■ TASK STATEMENT:
Repeat each entry verbatim.

■ RECORDS TO PROCESS:
◇ ◇ ◇
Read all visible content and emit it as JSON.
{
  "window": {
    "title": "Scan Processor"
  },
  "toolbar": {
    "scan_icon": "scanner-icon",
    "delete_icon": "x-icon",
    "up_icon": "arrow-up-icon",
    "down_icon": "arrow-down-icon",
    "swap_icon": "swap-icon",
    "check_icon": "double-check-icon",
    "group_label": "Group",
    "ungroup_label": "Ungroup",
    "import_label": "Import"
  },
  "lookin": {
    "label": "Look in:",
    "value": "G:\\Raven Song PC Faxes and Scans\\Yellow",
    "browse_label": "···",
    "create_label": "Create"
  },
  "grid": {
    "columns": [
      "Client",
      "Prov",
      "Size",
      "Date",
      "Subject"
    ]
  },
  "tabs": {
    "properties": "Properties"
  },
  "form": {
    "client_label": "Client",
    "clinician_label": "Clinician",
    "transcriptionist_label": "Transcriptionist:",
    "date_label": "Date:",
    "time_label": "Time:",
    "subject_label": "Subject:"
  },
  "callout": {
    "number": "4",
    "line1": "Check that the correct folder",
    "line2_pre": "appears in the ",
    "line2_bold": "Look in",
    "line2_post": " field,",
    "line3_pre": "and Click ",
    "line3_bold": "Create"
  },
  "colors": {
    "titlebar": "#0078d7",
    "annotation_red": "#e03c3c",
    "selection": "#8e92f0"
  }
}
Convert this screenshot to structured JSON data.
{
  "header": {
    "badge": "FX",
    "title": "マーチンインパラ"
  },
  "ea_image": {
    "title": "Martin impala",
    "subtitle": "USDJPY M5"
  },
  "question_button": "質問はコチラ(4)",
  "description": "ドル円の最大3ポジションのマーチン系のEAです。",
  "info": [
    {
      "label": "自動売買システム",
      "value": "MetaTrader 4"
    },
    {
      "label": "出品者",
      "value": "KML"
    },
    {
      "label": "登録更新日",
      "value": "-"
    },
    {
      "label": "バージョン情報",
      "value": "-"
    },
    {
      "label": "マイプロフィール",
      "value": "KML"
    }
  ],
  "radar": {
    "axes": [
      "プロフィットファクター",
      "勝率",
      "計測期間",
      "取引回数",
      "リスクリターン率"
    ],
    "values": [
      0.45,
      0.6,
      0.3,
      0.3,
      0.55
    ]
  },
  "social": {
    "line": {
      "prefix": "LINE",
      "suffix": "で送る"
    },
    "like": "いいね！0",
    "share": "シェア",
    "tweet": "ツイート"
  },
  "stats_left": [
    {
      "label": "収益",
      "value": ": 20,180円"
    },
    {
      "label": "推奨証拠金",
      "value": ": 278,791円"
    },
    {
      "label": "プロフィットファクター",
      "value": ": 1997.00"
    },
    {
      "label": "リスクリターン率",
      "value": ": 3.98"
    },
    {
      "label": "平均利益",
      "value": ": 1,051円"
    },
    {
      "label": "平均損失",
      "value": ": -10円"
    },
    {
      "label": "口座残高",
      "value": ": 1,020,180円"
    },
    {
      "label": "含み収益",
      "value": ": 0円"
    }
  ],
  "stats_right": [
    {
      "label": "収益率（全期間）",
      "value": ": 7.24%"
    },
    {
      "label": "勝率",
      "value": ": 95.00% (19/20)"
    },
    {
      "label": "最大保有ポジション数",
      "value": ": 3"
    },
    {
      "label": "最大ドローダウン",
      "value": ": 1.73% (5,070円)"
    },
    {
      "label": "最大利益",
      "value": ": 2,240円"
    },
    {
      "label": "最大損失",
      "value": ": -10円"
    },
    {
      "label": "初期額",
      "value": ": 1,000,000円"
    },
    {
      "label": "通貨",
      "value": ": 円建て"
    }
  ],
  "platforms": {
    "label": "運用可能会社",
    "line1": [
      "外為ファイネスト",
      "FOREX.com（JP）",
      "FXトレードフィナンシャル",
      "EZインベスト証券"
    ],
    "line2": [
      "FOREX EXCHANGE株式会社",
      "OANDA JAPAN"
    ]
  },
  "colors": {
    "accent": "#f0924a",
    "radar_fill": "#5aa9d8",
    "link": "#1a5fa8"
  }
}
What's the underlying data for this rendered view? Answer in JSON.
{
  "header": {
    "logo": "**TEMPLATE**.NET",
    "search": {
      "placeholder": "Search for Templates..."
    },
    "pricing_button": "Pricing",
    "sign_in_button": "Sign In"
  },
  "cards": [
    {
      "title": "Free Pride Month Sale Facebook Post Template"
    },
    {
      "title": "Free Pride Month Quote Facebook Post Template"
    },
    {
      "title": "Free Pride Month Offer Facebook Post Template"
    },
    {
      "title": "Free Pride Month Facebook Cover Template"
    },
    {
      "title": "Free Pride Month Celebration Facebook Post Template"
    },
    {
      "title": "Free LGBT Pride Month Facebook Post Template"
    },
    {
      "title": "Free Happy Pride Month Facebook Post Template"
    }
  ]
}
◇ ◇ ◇
■ ANSWER:
Read all visible content and emit it as JSON.
{
  "window": {
    "title": "Scan Processor"
  },
  "toolbar": {
    "scan_icon": "scanner-icon",
    "delete_icon": "x-icon",
    "up_icon": "arrow-up-icon",
    "down_icon": "arrow-down-icon",
    "swap_icon": "swap-icon",
    "check_icon": "double-check-icon",
    "group_label": "Group",
    "ungroup_label": "Ungroup",
    "import_label": "Import"
  },
  "lookin": {
    "label": "Look in:",
    "value": "G:\\Raven Song PC Faxes and Scans\\Yellow",
    "browse_label": "···",
    "create_label": "Create"
  },
  "grid": {
    "columns": [
      "Client",
      "Prov",
      "Size",
      "Date",
      "Subject"
    ]
  },
  "tabs": {
    "properties": "Properties"
  },
  "form": {
    "client_label": "Client",
    "clinician_label": "Clinician",
    "transcriptionist_label": "Transcriptionist:",
    "date_label": "Date:",
    "time_label": "Time:",
    "subject_label": "Subject:"
  },
  "callout": {
    "number": "4",
    "line1": "Check that the correct folder",
    "line2_pre": "appears in the ",
    "line2_bold": "Look in",
    "line2_post": " field,",
    "line3_pre": "and Click ",
    "line3_bold": "Create"
  },
  "colors": {
    "titlebar": "#0078d7",
    "annotation_red": "#e03c3c",
    "selection": "#8e92f0"
  }
}
Convert this screenshot to structured JSON data.
{
  "header": {
    "badge": "FX",
    "title": "マーチンインパラ"
  },
  "ea_image": {
    "title": "Martin impala",
    "subtitle": "USDJPY M5"
  },
  "question_button": "質問はコチラ(4)",
  "description": "ドル円の最大3ポジションのマーチン系のEAです。",
  "info": [
    {
      "label": "自動売買システム",
      "value": "MetaTrader 4"
    },
    {
      "label": "出品者",
      "value": "KML"
    },
    {
      "label": "登録更新日",
      "value": "-"
    },
    {
      "label": "バージョン情報",
      "value": "-"
    },
    {
      "label": "マイプロフィール",
      "value": "KML"
    }
  ],
  "radar": {
    "axes": [
      "プロフィットファクター",
      "勝率",
      "計測期間",
      "取引回数",
      "リスクリターン率"
    ],
    "values": [
      0.45,
      0.6,
      0.3,
      0.3,
      0.55
    ]
  },
  "social": {
    "line": {
      "prefix": "LINE",
      "suffix": "で送る"
    },
    "like": "いいね！0",
    "share": "シェア",
    "tweet": "ツイート"
  },
  "stats_left": [
    {
      "label": "収益",
      "value": ": 20,180円"
    },
    {
      "label": "推奨証拠金",
      "value": ": 278,791円"
    },
    {
      "label": "プロフィットファクター",
      "value": ": 1997.00"
    },
    {
      "label": "リスクリターン率",
      "value": ": 3.98"
    },
    {
      "label": "平均利益",
      "value": ": 1,051円"
    },
    {
      "label": "平均損失",
      "value": ": -10円"
    },
    {
      "label": "口座残高",
      "value": ": 1,020,180円"
    },
    {
      "label": "含み収益",
      "value": ": 0円"
    }
  ],
  "stats_right": [
    {
      "label": "収益率（全期間）",
      "value": ": 7.24%"
    },
    {
      "label": "勝率",
      "value": ": 95.00% (19/20)"
    },
    {
      "label": "最大保有ポジション数",
      "value": ": 3"
    },
    {
      "label": "最大ドローダウン",
      "value": ": 1.73% (5,070円)"
    },
    {
      "label": "最大利益",
      "value": ": 2,240円"
    },
    {
      "label": "最大損失",
      "value": ": -10円"
    },
    {
      "label": "初期額",
      "value": ": 1,000,000円"
    },
    {
      "label": "通貨",
      "value": ": 円建て"
    }
  ],
  "platforms": {
    "label": "運用可能会社",
    "line1": [
      "外為ファイネスト",
      "FOREX.com（JP）",
      "FXトレードフィナンシャル",
      "EZインベスト証券"
    ],
    "line2": [
      "FOREX EXCHANGE株式会社",
      "OANDA JAPAN"
    ]
  },
  "colors": {
    "accent": "#f0924a",
    "radar_fill": "#5aa9d8",
    "link": "#1a5fa8"
  }
}
What's the underlying data for this rendered view? Answer in JSON.
{
  "header": {
    "logo": "**TEMPLATE**.NET",
    "search": {
      "placeholder": "Search for Templates..."
    },
    "pricing_button": "Pricing",
    "sign_in_button": "Sign In"
  },
  "cards": [
    {
      "title": "Free Pride Month Sale Facebook Post Template"
    },
    {
      "title": "Free Pride Month Quote Facebook Post Template"
    },
    {
      "title": "Free Pride Month Offer Facebook Post Template"
    },
    {
      "title": "Free Pride Month Facebook Cover Template"
    },
    {
      "title": "Free Pride Month Celebration Facebook Post Template"
    },
    {
      "title": "Free LGBT Pride Month Facebook Post Template"
    },
    {
      "title": "Free Happy Pride Month Facebook Post Template"
    }
  ]
}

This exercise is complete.